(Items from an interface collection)
....................

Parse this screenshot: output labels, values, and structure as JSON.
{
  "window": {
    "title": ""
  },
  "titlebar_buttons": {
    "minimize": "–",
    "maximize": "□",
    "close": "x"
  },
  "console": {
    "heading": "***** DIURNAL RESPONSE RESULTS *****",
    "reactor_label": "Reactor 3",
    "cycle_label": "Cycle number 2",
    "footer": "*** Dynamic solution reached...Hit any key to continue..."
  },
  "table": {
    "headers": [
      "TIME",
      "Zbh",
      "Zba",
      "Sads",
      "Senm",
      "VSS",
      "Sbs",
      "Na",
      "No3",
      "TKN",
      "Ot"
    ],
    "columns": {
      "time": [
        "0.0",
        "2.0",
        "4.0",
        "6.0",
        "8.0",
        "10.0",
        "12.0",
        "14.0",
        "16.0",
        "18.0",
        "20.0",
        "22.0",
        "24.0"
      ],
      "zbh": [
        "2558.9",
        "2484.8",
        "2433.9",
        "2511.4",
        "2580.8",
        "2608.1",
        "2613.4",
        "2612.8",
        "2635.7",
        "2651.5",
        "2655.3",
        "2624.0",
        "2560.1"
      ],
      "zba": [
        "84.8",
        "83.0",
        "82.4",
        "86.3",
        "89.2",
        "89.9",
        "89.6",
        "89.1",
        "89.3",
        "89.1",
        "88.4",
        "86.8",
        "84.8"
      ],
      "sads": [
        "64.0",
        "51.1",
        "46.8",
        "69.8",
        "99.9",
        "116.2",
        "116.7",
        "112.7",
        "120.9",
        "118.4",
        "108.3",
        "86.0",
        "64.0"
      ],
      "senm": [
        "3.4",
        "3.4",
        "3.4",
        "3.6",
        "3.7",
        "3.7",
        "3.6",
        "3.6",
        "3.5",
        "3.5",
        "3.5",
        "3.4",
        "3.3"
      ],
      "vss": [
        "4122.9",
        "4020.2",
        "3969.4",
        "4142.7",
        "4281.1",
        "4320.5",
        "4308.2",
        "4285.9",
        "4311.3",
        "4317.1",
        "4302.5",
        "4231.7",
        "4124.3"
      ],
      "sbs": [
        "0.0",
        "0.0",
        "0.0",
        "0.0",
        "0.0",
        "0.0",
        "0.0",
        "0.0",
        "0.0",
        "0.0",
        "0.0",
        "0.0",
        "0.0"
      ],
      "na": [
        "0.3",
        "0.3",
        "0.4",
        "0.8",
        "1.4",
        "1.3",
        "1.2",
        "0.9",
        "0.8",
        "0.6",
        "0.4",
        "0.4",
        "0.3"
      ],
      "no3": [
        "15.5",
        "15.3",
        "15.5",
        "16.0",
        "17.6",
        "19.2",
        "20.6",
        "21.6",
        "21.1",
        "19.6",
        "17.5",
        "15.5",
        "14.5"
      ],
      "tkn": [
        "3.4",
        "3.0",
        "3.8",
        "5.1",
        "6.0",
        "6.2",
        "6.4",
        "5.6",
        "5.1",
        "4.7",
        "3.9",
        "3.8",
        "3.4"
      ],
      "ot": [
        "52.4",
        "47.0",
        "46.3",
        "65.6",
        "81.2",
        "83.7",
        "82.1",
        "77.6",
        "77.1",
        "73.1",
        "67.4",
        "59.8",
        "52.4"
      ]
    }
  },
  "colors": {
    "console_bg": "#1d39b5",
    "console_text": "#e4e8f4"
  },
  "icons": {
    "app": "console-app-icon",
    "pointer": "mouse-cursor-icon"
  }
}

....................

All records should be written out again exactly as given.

Parse this screenshot: output labels, values, and structure as JSON.
{
  "window": {
    "title": ""
  },
  "titlebar_buttons": {
    "minimize": "–",
    "maximize": "□",
    "close": "x"
  },
  "console": {
    "heading": "***** DIURNAL RESPONSE RESULTS *****",
    "reactor_label": "Reactor 3",
    "cycle_label": "Cycle number 2",
    "footer": "*** Dynamic solution reached...Hit any key to continue..."
  },
  "table": {
    "headers": [
      "TIME",
      "Zbh",
      "Zba",
      "Sads",
      "Senm",
      "VSS",
      "Sbs",
      "Na",
      "No3",
      "TKN",
      "Ot"
    ],
    "columns": {
      "time": [
        "0.0",
        "2.0",
        "4.0",
        "6.0",
        "8.0",
        "10.0",
        "12.0",
        "14.0",
        "16.0",
        "18.0",
        "20.0",
        "22.0",
        "24.0"
      ],
      "zbh": [
        "2558.9",
        "2484.8",
        "2433.9",
        "2511.4",
        "2580.8",
        "2608.1",
        "2613.4",
        "2612.8",
        "2635.7",
        "2651.5",
        "2655.3",
        "2624.0",
        "2560.1"
      ],
      "zba": [
        "84.8",
        "83.0",
        "82.4",
        "86.3",
        "89.2",
        "89.9",
        "89.6",
        "89.1",
        "89.3",
        "89.1",
        "88.4",
        "86.8",
        "84.8"
      ],
      "sads": [
        "64.0",
        "51.1",
        "46.8",
        "69.8",
        "99.9",
        "116.2",
        "116.7",
        "112.7",
        "120.9",
        "118.4",
        "108.3",
        "86.0",
        "64.0"
      ],
      "senm": [
        "3.4",
        "3.4",
        "3.4",
        "3.6",
        "3.7",
        "3.7",
        "3.6",
        "3.6",
        "3.5",
        "3.5",
        "3.5",
        "3.4",
        "3.3"
      ],
      "vss": [
        "4122.9",
        "4020.2",
        "3969.4",
        "4142.7",
        "4281.1",
        "4320.5",
        "4308.2",
        "4285.9",
        "4311.3",
        "4317.1",
        "4302.5",
        "4231.7",
        "4124.3"
      ],
      "sbs": [
        "0.0",
        "0.0",
        "0.0",
        "0.0",
        "0.0",
        "0.0",
        "0.0",
        "0.0",
        "0.0",
        "0.0",
        "0.0",
        "0.0",
        "0.0"
      ],
      "na": [
        "0.3",
        "0.3",
        "0.4",
        "0.8",
        "1.4",
        "1.3",
        "1.2",
        "0.9",
        "0.8",
        "0.6",
        "0.4",
        "0.4",
        "0.3"
      ],
      "no3": [
        "15.5",
        "15.3",
        "15.5",
        "16.0",
        "17.6",
        "19.2",
        "20.6",
        "21.6",
        "21.1",
        "19.6",
        "17.5",
        "15.5",
        "14.5"
      ],
      "tkn": [
        "3.4",
        "3.0",
        "3.8",
        "5.1",
        "6.0",
        "6.2",
        "6.4",
        "5.6",
        "5.1",
        "4.7",
        "3.9",
        "3.8",
        "3.4"
      ],
      "ot": [
        "52.4",
        "47.0",
        "46.3",
        "65.6",
        "81.2",
        "83.7",
        "82.1",
        "77.6",
        "77.1",
        "73.1",
        "67.4",
        "59.8",
        "52.4"
      ]
    }
  },
  "colors": {
    "console_bg": "#1d39b5",
    "console_text": "#e4e8f4"
  },
  "icons": {
    "app": "console-app-icon",
    "pointer": "mouse-cursor-icon"
  }
}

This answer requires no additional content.